Beachside sales have dominated the first major auction weekends of 2021, with a strong 86 per cent clearance rate from 241 results, according to realestate.com.au.

The peninsula is to become one of the most expensive pockets in Melbourne within the next five years, according to Barry Plant Frankston director, Thomas Larkin.

“We are seeing a lot more inner-city people buying down here and appreciating the value they get for their money,” he said.

“People are prioritising lifestyle and having more space, especially after months of lockdown.”

A Rosebud investment property at 21 Second Ave, recorded a great result with seven bidders vying for the keys. A Melbourne couple secured the home $75,000 above the reserve, selling under the hammer for $605,000 with Barry Plant Rosebud auctioneer Paul Cunnington.

In another massive result, local buyers snapped up 21 Kars St, Frankston for $1.503 million, a whopping $400,000 above the reserve.

The sale of the five-bedroom property, currently used as a medical centre was handled by Mr Larkin.

A lack of properties on the market and a backlog of buyers are driving prices north, according to Barry Plant Mornington director, Danae Eden.

“There’s plenty of buyers out there, but we just don’t have enough properties on the market to keep up with the demand,” she said.

“The last half-a-dozen properties we sold prior to publicly listing, we had buyers ready to go.”

In a quick sale, 43 Hardy St, Mornington, was swept up by a local buyer before inspection and just days after listing.

“The buyer kept missing out on previous properties because of strong competition, so she rang me on a Sunday and offered the top end of the asking price and offered a $150,000 deposit,” Ms Eden said.

“It was quite unexpected, she didn’t care that she hadn’t inspected the property.

“But also it says a lot about the state of the market, people are doing what they can to avoid missing out.”

Ms Eden said there have been three to five groups making offers on private sales, which generally sell after one open inspection.

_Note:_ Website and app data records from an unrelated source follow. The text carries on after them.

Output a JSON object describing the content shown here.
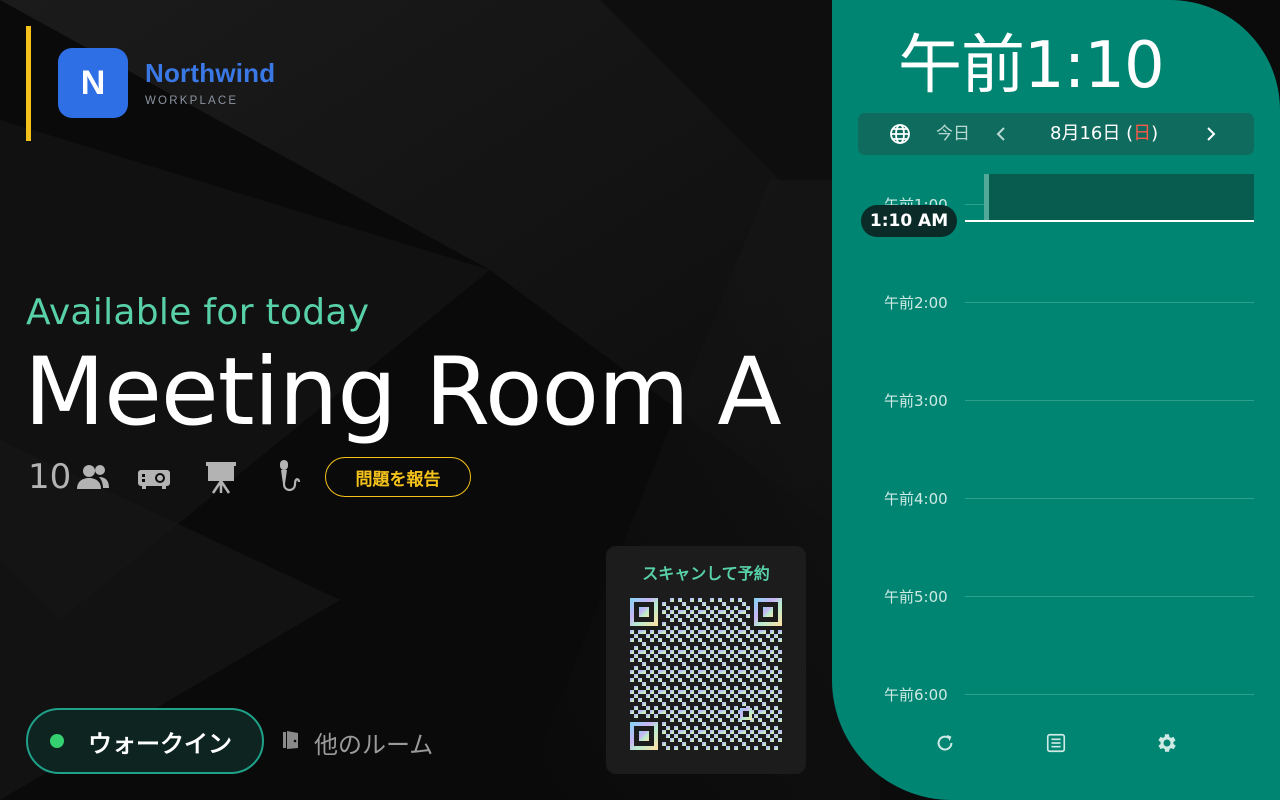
{
  "brand": {
    "initial": "N",
    "name": "Northwind",
    "subtitle": "WORKPLACE"
  },
  "room": {
    "status": "Available for today",
    "name": "Meeting Room A",
    "capacity": "10",
    "amenities": [
      "people-icon",
      "projector-icon",
      "whiteboard-icon",
      "microphone-icon"
    ],
    "report_label": "問題を報告"
  },
  "actions": {
    "walkin_label": "ウォークイン",
    "other_rooms_label": "他のルーム"
  },
  "qr": {
    "title": "スキャンして予約"
  },
  "schedule": {
    "clock": "午前1:10",
    "today_label": "今日",
    "date_label": "8月16日 (",
    "date_day": "日",
    "date_close": ")",
    "now_label": "1:10 AM",
    "hours": [
      "午前1:00",
      "午前2:00",
      "午前3:00",
      "午前4:00",
      "午前5:00",
      "午前6:00"
    ]
  },
  "colors": {
    "accent_green": "#58d0a8",
    "panel_teal": "#008573",
    "brand_blue": "#2f6fe6",
    "warning_yellow": "#f4c21b",
    "sunday_red": "#ff5a48"
  }
}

“The market has boomed. It’s very exciting to see the market active once again after such a quiet year,” she said.